Dataset rows describing interfaces:
+---+
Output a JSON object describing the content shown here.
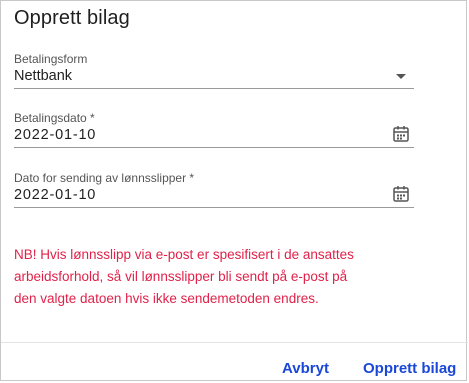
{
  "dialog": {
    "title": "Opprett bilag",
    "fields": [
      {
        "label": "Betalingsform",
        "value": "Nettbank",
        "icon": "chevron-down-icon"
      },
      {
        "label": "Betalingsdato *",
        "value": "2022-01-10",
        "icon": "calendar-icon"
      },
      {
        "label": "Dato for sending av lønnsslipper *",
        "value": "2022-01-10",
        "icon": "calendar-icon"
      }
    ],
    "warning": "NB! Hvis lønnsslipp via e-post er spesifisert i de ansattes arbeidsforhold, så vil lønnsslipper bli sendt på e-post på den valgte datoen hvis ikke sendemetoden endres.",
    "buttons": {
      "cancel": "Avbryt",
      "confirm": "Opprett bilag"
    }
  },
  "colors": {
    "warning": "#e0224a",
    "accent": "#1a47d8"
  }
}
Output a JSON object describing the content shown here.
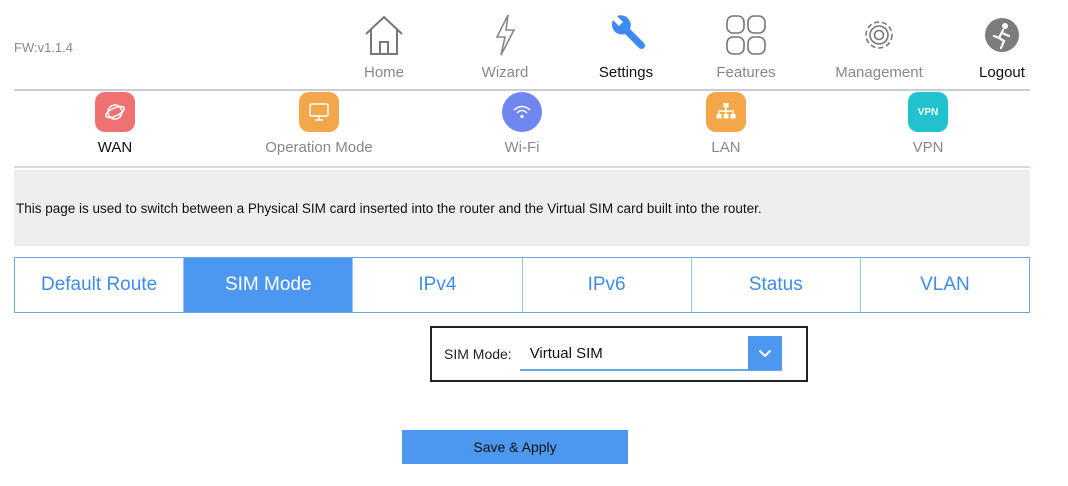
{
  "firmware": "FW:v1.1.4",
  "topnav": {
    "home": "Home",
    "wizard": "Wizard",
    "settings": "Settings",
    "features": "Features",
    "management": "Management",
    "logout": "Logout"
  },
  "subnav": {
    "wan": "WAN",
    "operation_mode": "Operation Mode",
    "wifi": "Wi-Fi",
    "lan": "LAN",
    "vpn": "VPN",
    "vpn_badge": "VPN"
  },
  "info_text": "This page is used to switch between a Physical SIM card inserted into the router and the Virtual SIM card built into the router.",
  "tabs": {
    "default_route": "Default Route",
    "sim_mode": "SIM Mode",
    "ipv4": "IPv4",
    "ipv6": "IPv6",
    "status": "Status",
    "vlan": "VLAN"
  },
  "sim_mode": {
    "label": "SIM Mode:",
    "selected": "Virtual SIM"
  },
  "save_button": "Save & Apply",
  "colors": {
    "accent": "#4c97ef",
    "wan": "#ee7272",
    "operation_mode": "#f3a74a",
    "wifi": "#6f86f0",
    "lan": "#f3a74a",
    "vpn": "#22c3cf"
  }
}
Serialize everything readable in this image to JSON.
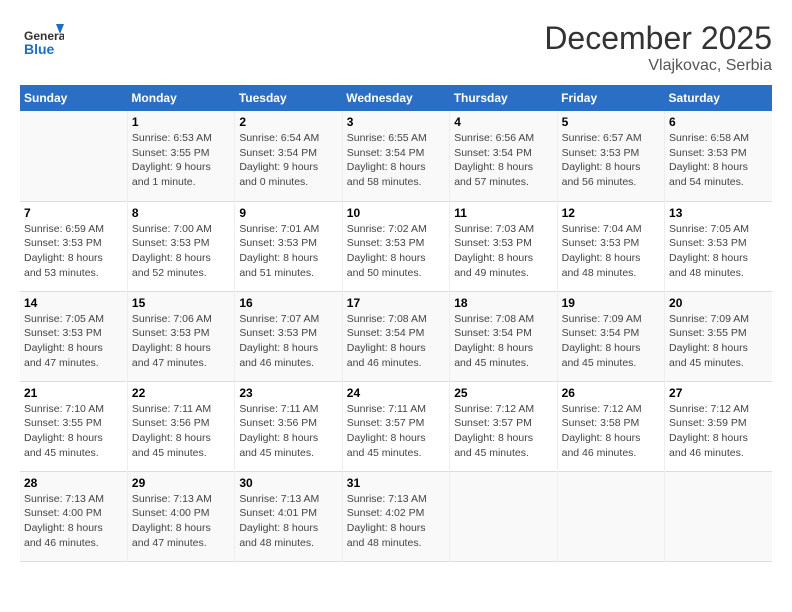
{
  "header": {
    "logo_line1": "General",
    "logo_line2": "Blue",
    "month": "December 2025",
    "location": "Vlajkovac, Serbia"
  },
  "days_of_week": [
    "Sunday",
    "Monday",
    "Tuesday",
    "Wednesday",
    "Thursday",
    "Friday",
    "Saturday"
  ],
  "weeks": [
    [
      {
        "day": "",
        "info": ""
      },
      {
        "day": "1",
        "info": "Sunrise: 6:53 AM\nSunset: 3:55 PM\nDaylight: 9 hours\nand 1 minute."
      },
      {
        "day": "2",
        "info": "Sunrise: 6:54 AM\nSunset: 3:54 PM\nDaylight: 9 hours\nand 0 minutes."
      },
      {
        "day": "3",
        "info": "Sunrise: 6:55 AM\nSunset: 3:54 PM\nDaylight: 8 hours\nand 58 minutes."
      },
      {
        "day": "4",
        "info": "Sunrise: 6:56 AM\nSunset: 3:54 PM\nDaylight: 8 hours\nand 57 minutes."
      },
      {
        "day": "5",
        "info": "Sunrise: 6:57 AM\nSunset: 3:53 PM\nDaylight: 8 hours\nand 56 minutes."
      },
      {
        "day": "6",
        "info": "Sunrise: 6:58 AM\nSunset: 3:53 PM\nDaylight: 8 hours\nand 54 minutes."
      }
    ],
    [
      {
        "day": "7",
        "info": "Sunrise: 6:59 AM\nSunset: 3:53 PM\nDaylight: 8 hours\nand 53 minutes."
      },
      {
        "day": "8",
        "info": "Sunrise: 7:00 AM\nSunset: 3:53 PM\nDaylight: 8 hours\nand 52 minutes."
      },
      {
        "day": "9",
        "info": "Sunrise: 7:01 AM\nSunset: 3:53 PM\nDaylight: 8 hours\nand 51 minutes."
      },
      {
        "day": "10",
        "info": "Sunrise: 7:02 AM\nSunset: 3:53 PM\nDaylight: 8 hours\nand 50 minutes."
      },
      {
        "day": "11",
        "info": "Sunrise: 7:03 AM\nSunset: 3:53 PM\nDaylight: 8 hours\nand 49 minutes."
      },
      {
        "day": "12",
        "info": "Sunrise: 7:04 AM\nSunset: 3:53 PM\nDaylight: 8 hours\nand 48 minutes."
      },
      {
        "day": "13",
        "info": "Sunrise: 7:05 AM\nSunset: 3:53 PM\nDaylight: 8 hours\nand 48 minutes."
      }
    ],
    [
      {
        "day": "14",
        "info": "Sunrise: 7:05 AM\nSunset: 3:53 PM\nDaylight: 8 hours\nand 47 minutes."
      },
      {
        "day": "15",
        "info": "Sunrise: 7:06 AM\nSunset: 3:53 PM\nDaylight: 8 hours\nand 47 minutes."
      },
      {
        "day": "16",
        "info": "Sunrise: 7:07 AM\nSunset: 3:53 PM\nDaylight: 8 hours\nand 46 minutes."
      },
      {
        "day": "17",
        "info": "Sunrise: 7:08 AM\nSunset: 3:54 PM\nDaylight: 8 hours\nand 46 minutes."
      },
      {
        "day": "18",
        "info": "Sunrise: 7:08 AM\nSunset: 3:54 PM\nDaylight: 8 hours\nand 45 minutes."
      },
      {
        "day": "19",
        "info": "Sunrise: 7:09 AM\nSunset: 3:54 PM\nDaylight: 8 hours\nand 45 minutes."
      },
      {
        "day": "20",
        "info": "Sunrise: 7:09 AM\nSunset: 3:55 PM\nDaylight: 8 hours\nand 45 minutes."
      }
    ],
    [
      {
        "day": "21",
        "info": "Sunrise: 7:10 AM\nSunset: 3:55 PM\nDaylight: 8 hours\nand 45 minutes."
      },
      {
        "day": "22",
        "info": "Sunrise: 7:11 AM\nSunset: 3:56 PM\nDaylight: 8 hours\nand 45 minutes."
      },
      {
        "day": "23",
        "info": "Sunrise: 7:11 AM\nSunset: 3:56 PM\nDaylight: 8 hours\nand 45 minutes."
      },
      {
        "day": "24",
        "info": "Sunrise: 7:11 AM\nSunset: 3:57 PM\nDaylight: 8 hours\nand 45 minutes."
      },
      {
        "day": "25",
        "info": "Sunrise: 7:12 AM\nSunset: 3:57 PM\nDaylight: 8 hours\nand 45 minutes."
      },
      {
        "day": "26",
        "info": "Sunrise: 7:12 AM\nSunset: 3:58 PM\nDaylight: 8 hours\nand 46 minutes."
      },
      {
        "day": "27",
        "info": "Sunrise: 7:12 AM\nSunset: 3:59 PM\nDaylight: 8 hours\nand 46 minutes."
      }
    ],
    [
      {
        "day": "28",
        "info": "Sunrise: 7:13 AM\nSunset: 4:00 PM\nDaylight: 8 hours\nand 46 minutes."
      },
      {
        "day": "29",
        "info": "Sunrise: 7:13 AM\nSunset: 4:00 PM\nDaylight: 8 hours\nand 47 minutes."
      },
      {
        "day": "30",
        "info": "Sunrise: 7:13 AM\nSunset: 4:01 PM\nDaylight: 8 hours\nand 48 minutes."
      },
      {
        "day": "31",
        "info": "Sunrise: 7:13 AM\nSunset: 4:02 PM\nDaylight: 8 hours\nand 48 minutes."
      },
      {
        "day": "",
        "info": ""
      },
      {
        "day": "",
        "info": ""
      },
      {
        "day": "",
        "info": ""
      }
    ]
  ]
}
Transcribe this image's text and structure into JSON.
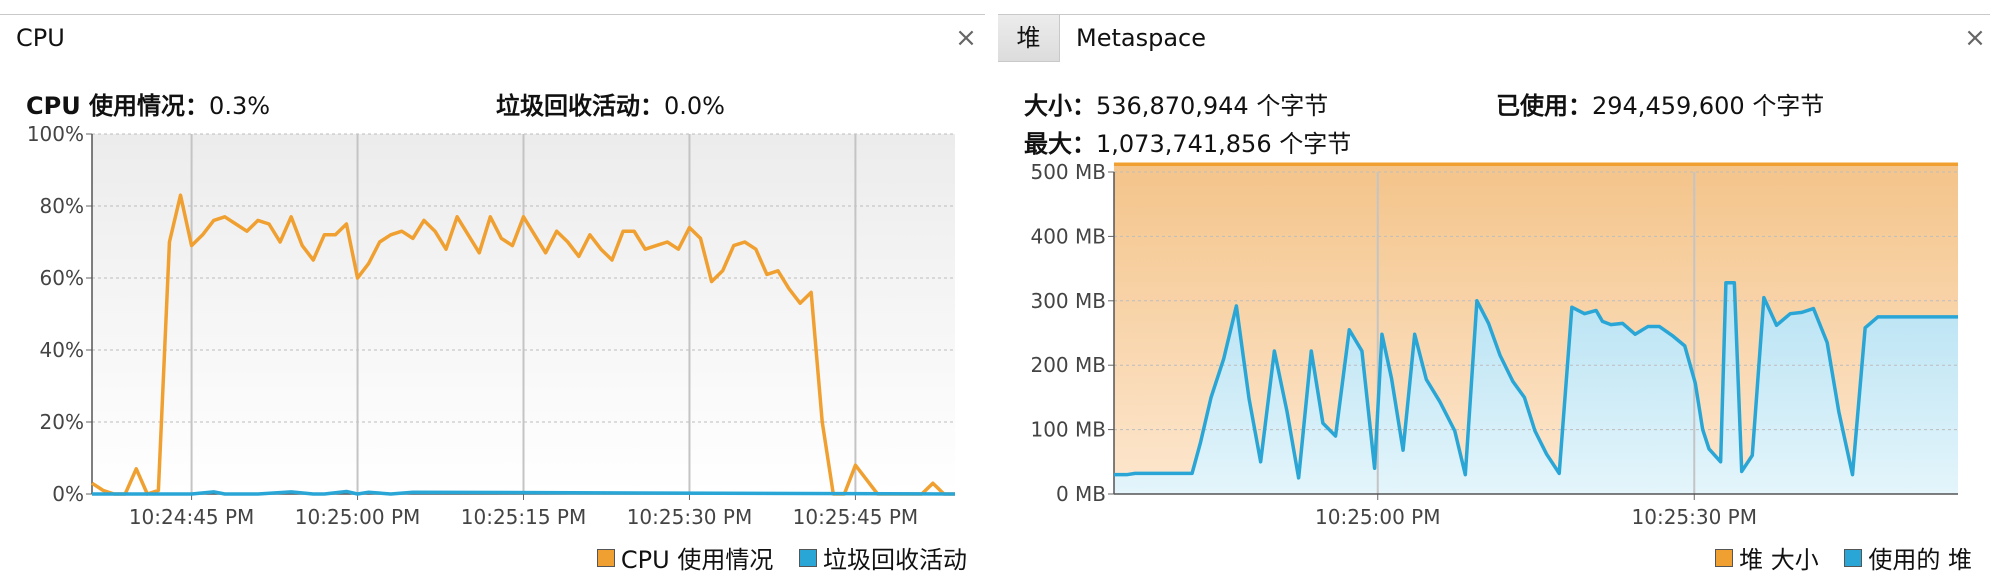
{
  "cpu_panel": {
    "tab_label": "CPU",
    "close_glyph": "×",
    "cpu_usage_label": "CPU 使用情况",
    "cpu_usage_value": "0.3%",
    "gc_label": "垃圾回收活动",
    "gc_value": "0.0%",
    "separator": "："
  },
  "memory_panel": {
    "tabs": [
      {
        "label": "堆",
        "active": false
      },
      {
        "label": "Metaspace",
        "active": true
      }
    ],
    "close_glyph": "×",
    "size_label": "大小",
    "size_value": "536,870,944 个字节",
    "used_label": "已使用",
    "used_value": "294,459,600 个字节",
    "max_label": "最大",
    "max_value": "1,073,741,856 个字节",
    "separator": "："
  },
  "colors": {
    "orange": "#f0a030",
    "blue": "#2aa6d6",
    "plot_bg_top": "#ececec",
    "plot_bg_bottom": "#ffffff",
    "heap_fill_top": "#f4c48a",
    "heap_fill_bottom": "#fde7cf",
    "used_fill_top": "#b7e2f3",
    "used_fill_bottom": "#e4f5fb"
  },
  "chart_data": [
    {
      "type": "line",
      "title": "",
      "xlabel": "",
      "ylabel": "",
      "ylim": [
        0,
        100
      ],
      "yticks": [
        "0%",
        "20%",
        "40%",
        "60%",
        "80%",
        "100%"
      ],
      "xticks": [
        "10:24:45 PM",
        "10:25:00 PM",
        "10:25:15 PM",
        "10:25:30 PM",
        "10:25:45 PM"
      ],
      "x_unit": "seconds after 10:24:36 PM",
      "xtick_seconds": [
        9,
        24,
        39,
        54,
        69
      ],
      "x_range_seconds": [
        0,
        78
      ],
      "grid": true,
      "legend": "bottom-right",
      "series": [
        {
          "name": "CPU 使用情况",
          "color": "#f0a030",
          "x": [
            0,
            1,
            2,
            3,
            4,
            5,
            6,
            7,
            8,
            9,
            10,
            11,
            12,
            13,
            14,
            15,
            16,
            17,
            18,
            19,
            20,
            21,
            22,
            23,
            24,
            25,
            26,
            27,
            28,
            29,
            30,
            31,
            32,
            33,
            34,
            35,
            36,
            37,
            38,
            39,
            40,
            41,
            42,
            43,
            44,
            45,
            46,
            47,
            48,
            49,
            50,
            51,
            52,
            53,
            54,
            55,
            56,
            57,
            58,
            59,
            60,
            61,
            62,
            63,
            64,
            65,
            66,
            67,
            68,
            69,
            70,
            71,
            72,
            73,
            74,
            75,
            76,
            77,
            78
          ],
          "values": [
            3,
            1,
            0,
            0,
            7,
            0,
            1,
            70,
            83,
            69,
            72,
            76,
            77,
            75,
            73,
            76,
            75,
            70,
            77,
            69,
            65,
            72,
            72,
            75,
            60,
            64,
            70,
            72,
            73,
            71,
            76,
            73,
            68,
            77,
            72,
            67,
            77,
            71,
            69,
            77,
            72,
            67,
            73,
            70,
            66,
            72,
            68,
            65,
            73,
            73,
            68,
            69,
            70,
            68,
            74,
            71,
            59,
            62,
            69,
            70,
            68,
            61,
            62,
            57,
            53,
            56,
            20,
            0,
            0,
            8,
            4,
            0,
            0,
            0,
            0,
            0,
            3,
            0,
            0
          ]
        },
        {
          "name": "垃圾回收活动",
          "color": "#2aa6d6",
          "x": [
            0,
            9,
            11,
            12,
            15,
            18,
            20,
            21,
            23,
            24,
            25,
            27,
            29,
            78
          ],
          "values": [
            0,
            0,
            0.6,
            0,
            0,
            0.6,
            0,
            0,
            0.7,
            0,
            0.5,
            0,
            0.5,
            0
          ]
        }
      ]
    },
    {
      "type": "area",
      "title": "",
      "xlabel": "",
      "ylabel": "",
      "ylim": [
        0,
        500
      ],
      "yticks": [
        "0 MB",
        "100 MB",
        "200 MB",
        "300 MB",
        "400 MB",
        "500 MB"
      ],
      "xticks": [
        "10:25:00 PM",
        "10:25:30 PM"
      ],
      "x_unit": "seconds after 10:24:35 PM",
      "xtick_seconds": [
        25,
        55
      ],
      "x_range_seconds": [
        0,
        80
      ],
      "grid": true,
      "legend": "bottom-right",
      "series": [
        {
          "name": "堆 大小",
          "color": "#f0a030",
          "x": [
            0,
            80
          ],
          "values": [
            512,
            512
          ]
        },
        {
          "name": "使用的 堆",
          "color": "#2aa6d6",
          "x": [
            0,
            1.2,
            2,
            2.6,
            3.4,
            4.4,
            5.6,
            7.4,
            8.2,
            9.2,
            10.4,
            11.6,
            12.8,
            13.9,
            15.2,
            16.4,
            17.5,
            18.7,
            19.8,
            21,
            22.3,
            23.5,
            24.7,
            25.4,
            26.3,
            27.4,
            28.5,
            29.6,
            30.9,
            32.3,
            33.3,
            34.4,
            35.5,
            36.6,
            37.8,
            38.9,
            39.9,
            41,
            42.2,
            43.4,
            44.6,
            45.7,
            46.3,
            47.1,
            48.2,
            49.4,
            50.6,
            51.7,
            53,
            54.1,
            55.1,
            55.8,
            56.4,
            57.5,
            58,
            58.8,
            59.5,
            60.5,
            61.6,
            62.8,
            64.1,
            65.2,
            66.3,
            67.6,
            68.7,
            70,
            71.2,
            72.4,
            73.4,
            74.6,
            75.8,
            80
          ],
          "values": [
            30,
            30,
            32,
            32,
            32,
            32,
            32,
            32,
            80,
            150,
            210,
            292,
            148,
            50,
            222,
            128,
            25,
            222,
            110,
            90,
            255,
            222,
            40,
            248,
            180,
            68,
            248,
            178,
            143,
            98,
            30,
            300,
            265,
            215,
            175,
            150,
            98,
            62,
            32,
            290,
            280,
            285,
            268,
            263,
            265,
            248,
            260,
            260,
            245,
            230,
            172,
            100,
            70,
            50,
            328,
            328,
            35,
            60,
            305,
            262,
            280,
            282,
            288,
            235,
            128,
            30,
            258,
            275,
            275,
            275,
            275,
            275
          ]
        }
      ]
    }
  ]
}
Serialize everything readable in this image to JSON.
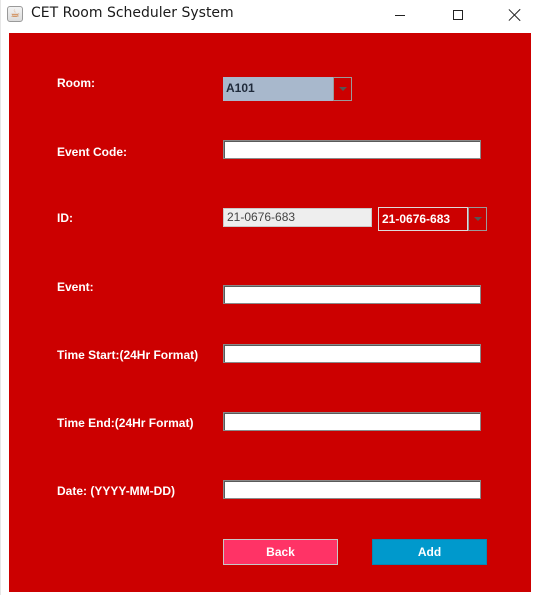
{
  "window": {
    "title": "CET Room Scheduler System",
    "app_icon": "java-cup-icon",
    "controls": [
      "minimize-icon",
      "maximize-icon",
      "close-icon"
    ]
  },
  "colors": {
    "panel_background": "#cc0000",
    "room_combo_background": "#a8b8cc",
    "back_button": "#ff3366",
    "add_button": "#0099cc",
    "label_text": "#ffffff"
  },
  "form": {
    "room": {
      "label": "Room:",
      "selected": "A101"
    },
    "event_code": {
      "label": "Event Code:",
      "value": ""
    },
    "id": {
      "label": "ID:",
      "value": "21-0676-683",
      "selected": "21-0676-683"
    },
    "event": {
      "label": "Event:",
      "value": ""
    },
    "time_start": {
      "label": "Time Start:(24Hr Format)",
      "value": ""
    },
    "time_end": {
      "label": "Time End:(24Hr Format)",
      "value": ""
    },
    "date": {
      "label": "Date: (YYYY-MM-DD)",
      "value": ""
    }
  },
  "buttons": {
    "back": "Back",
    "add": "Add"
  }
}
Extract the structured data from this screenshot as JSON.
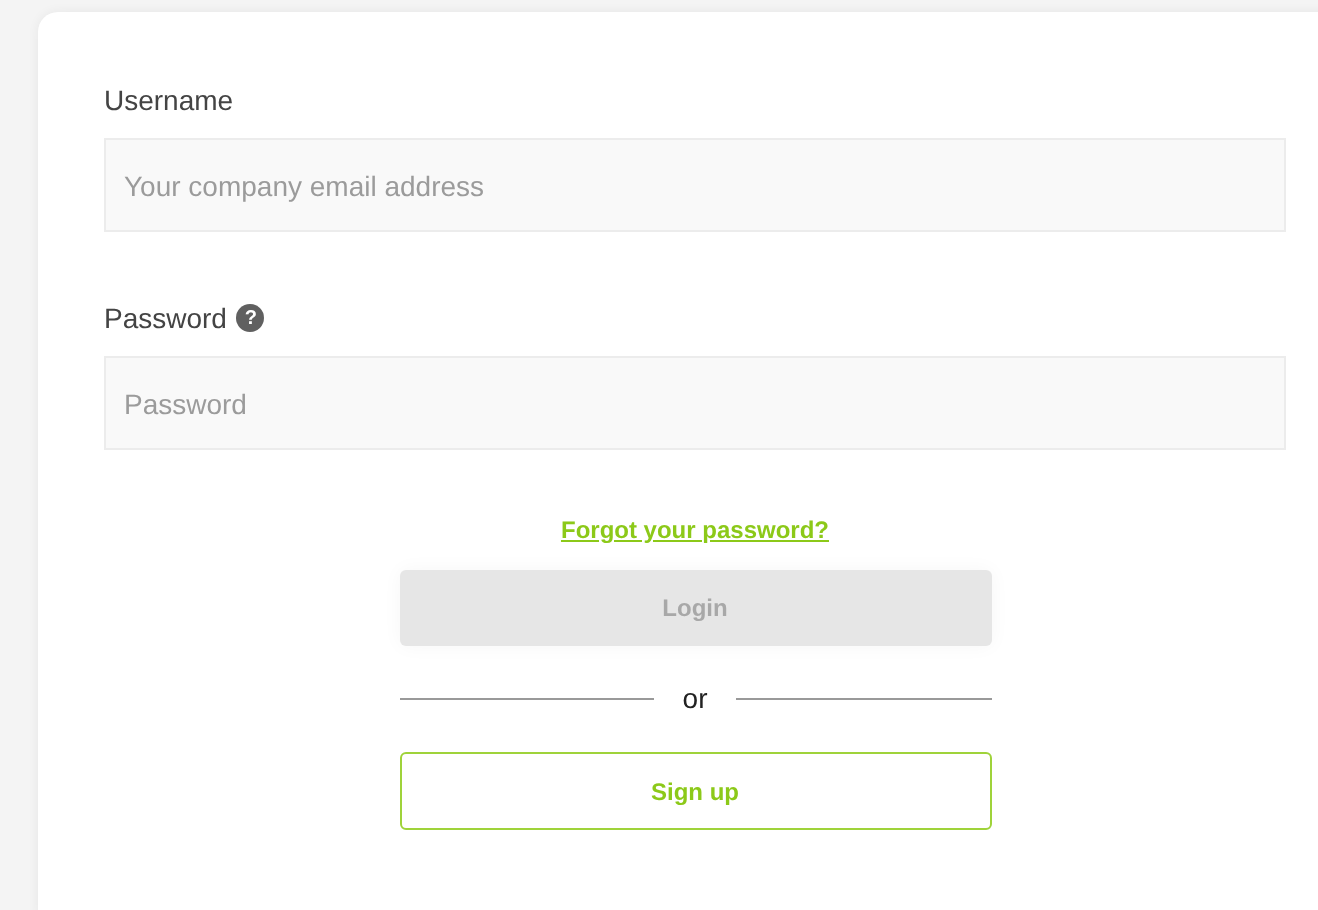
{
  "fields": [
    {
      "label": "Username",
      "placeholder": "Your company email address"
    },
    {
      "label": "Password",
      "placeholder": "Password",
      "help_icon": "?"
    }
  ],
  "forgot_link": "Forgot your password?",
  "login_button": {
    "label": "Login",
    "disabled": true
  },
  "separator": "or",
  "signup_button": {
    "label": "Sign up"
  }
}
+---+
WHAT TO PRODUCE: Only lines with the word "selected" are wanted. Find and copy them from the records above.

REPLY TO THE TASK:
    "selected": "Virtual SIM"
      "selected": "A101"
      "selected": "21-0676-683"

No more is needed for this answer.